One of the most remarkable things about the Globe and Mail’s recent #remakablebiz contest is that the newspaper managed to narrow its winner’s list down to just 10 companies.
The Globe asked its readers to nominate themselves or a firm they know using Pinterest and the #remarkablebiz hashtag. More than 120 submissions later, a fascinating set of companies were profiled last month, detailing everything from their “elevator pitches” to their culture, challenges and “secret sauce.” The whole thing is worth looking at in its entirety, but in the meantime we’ve gone through each profile to capture some of the common traits that define a #remarkablebiz.
Be your own best customer: A growing number of Canadian non-profits have been taking workshops with Social Focus Consulting to develop more innovative ways to raise money. When the firm realized it was struggling with its own business development, however, the team decided it was time to run a similar workshop internally. “(It was essentially) a scaled-down version of our long-term premium service,” Social Focus Consulting told the Globe. “The workshop shortens the sales and project cycles, allowing us to quickly generate more client success stories.”
Get as busy offline as you are online: Well.ca represents the kind of Web-based success story that’s becoming more common across Canada. The company sells beauty, health and other products from its headquarters in Guelph. Like all great startups, Well.ca says collaboration is key, but the teamwork doesn’t end with brainstorming in a boardroom. When its warehouse recently needed to get a huge shipment out the door, everyone stepped away from their computers and rolled up their sleeves -- including the CEO.
Go where your competitors aren’t: Small Jobs Plumbing in Halifax carved out a niche for itself by taking the kind of work larger rivals avoided. Tammy Buchanan, its owner, extended that niche approach to social media marketing. “We had no resources to promote ourselves in advertising, outside of business cards and T-shirts,” she says. “We’ve relied on social media to get our message out, with great success, taking advantage of the lack of presence of our competitors there.” This was echoed by Changeroo, an online store for like-new children’s clothing, which cited social media as far more effective than traditional advertising.
Put your product before profits: Several #RemarkableBiz entries suggested that growth should never come at the expense of providing value to customers. This was true of William Tell Estate, which makes fresh fruit products, and UPPERCASE, a print magazine for the design world. In both cases, additional funding would allow them to invest in advanced technology to increase production or improve quality, but until that comes they intend to remain two-person or solo operations to keep existing customers happy and remain sustainable.
Accept the time deficit -- and transcend it: “Running your own business requires dedication and a complete disregard for the Monday to Friday 9-5 work week mentality,” said the founders of Skyline Studio, which produces videos and Web sites using by flying unmanned aerial vehicles to capture footage. “I’d also like to have more time to think about long-term strategy and ways to scale the business,” added Joan Sharp, who drives Purlin’ J’s Roving Yarn Company, which takes the gourmet food truck model and instead brings knitting supplies to crafters across Kingston, Ont., and beyond. “I have more innovative ideas that I want to explore, but only so many hours in a day.”

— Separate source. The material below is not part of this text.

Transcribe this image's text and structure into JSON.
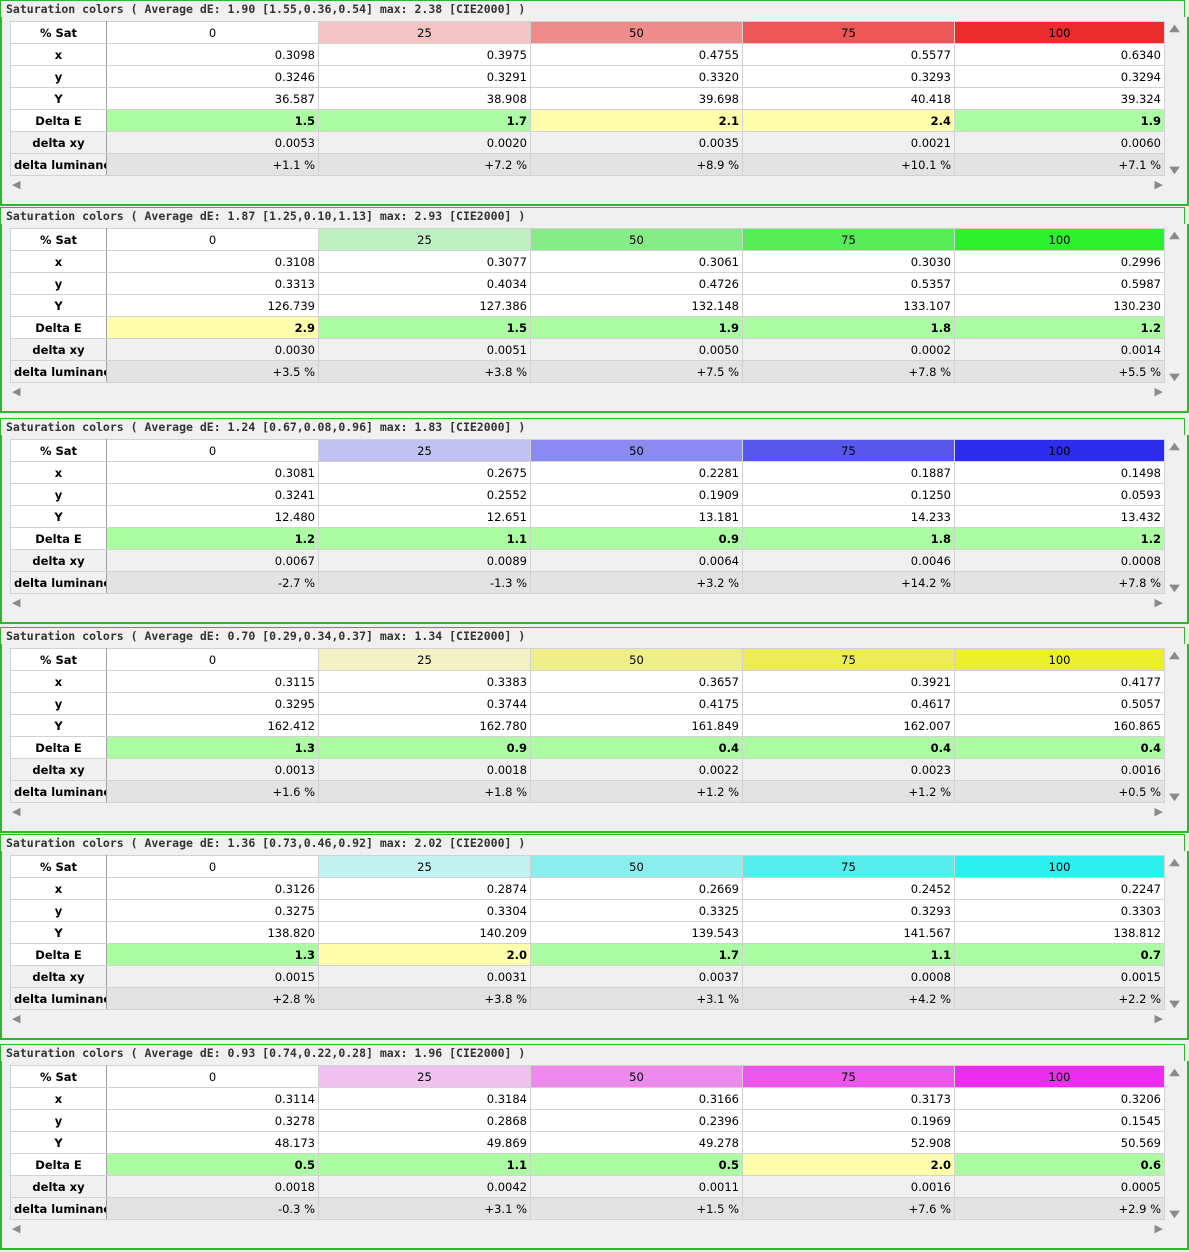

The Globe started something great with this project. Let’s all keep the #remarkablebiz hashtag -- and the spirit of sharing great small business advice among peers -- going strong.